El Earda: a sword dance where dancers stood in one line and waved the sword, especially used on wedding nights. There is the same dance in Saudi, but the sword has a more crescent shaped blade.

In south Sinai the dance steps involve striking the ground with movements originating in the legs. Their arms would link around each other's waists. Singing and clapping and the Mesmaar, an Arabic flute, create the majority of the musical accompaniment.

Western Desert

The Hagella, a heavy earth based dance, where a Ghranewra - a song consisting of four words is repetitively sung like a mantra to accompany the dance, the boys would clap out the rhythm and the dancer may dance with a small stick. The Magrouda and Shiteiwa are the names of two Hagella based song and dances, the shiteiwa being quicker as its name means 'winter' and was performed during the colder months to warm them up

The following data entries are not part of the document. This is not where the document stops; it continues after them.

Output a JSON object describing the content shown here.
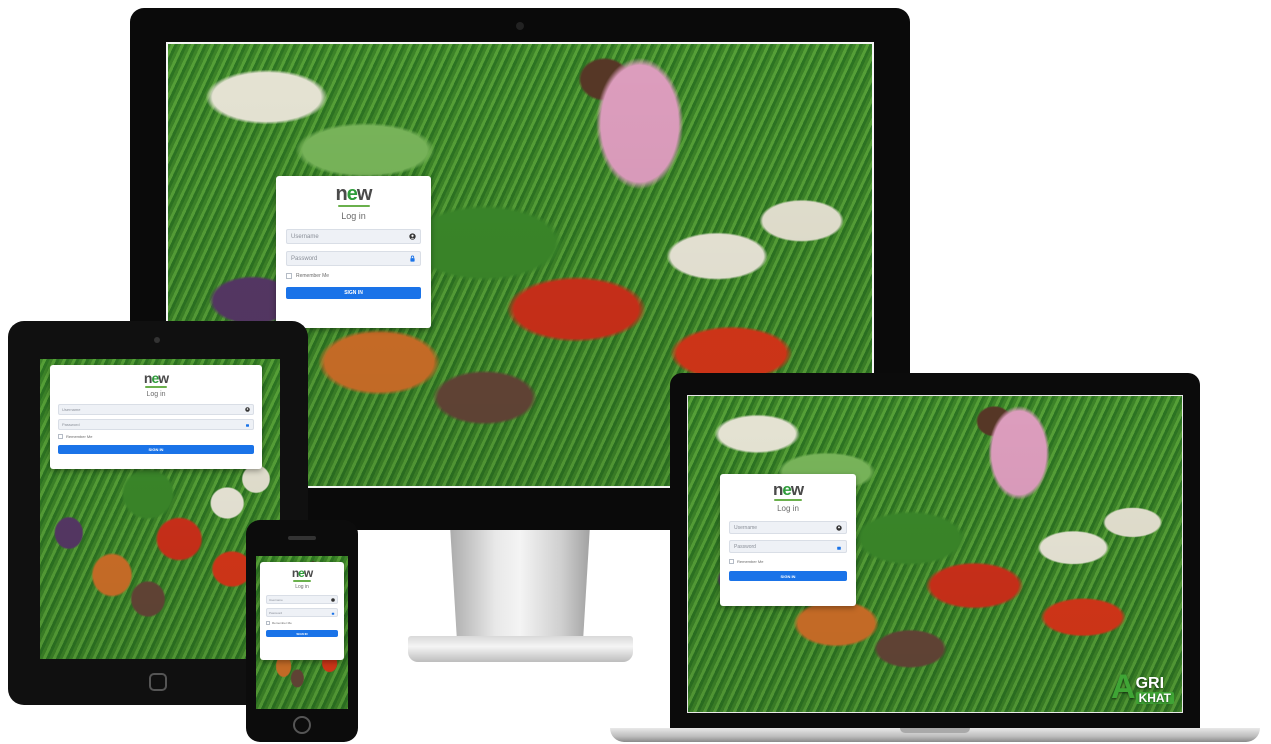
{
  "login": {
    "logo_prefix": "n",
    "logo_accent": "e",
    "logo_suffix": "w",
    "title": "Log in",
    "username_placeholder": "Username",
    "password_placeholder": "Password",
    "remember_label": "Remember Me",
    "signin_label": "SIGN IN"
  },
  "brand": {
    "agri_letter": "A",
    "agri_line1": "GRI",
    "agri_line2": "KHAT"
  },
  "colors": {
    "accent": "#1a73e8",
    "logo_green": "#2e9c3a",
    "brand_green": "#3fa535"
  },
  "icons": {
    "username_field": "user-icon",
    "password_field": "lock-icon"
  }
}
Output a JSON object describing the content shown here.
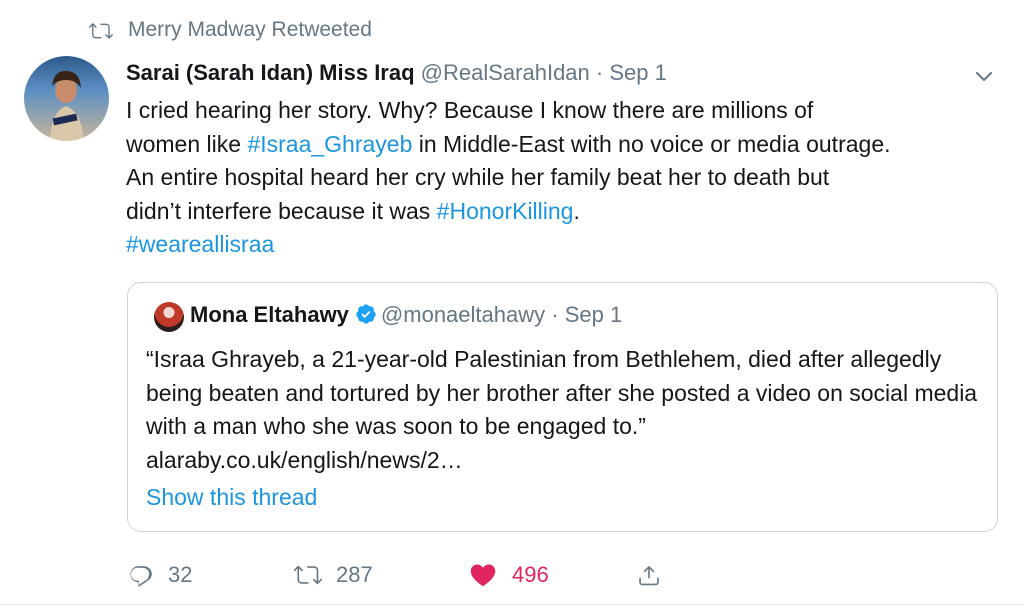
{
  "retweet_context": {
    "text": "Merry Madway Retweeted"
  },
  "tweet": {
    "author_name": "Sarai (Sarah Idan) Miss Iraq",
    "handle": "@RealSarahIdan",
    "separator": "·",
    "date": "Sep 1",
    "text_lines": [
      "I cried hearing her story. Why? Because I know there are millions of",
      "women like ",
      " in Middle-East with no voice or media outrage.",
      "An entire hospital heard her cry while her family beat her to death but",
      "didn’t interfere because it was ",
      "."
    ],
    "hashtags": [
      "#Israa_Ghrayeb",
      "#HonorKilling",
      "#weareallisraa"
    ],
    "icons": {
      "retweet_context": "retweet-icon",
      "menu": "chevron-down-icon"
    }
  },
  "quote": {
    "author_name": "Mona Eltahawy",
    "handle": "@monaeltahawy",
    "separator": "·",
    "date": "Sep 1",
    "text": "“Israa Ghrayeb, a 21-year-old Palestinian from Bethlehem, died after allegedly being beaten and tortured by her brother after she posted a video on social media with a man who she was soon to be engaged to.”",
    "link": "alaraby.co.uk/english/news/2…",
    "show_thread": "Show this thread"
  },
  "actions": {
    "reply_count": "32",
    "retweet_count": "287",
    "like_count": "496"
  },
  "colors": {
    "link": "#1b95e0",
    "muted": "#657786",
    "like": "#e0245e",
    "border": "#ccd6dd"
  }
}
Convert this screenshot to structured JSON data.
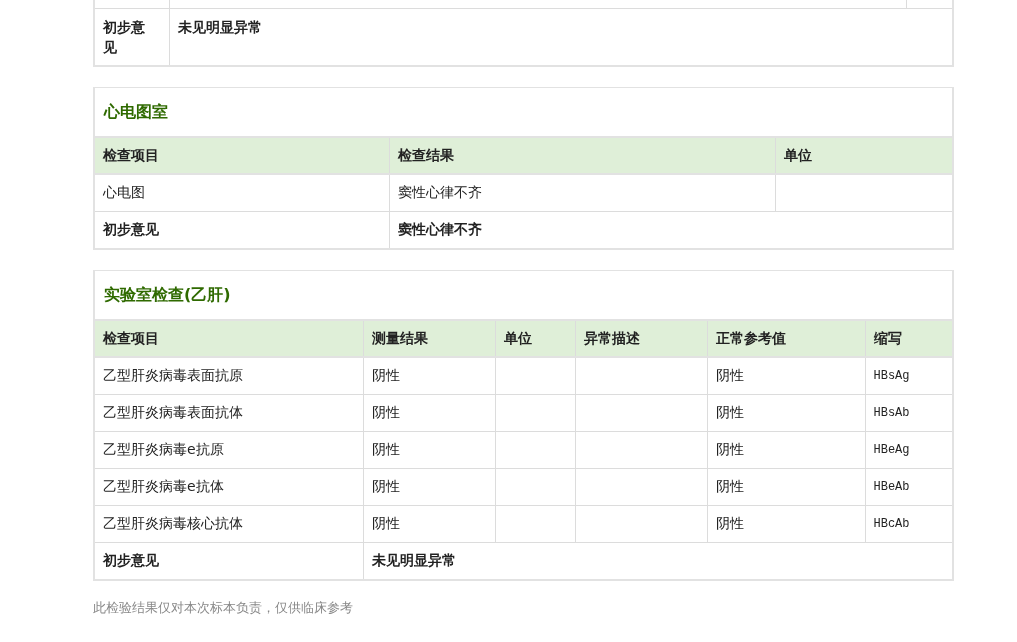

Upper Egypt

We find dances called RazHa, SaHga, Kef el Arab and Kefefa (Kef meaning hand, Kefefa meaning palm of hand) These dances originated with the Bedouin and always depend on a rhythmic clapping with Hagella based steps.

Siwa Oasis

The Siwa Oasis is located in the northern territories of the Western desert. It has two springs, one hot and one cold and they lie about 50m apart. Traditionally before a wedding, the bride and groom would bathe in both springs, first the cold and then the hot. The wedding celebrations would then commence with the women covering themselves in all their jewellery, many heavy pieces of silver, and then dancing. This was also a way of showing off their wealth and status. The women or girls would dance alone; no men were allowed to watch the dance.

Southern Oases

Er Garga, El Dagla, Baharia, Ferafra. All of these oases are quite close together and therefore have similar Egyptian belly dance styles and customs. The people living in these areas were not aware of or in contact with those living in the Delta. It seems that the men of these areas took a liking to younger boys, the women, wanting to win their attention, would perform a vigorous dance which involved a lot of hip shaking and shimmy's.

The main movements used in the Oasis' are from the hips. The hands would be used in different ways to cover or reveal the eyes.

Red sea Mountains

The zone of the mountain raiders and warrior tribes namely the Bashareeya and where the sword is the main element in a dance done by the men only for celebratory occasions. Imitating movements used in battle and the dancing art of training with the sword, prior to battle, where the men would learn how to articulate a sword in combination with steps. The women would clap out a rhythm and sometimes a woman would join the men in the dance to perform a solo.

In Morocco and Algeria we find women here dancing with swords.

Learn how to do Egyptian belly dance.

Comments

Have your say... please leave me a comment in the box below.

Please subscribe to my newsletter 'Living Belly Dance'.

I'll keep you updated on the world of belly dance. Just complete this form...

Enter Your E-mail Address
Enter Your First Name (optional)
Then

Don't worry — your e-mail address is totally secure.
I promise to use it only to send you Living Belly Dance.

Do you have a question or message for me?

I'd love to hear from you and will reply as quickly as possible.

Click here to open a new window and then complete the form.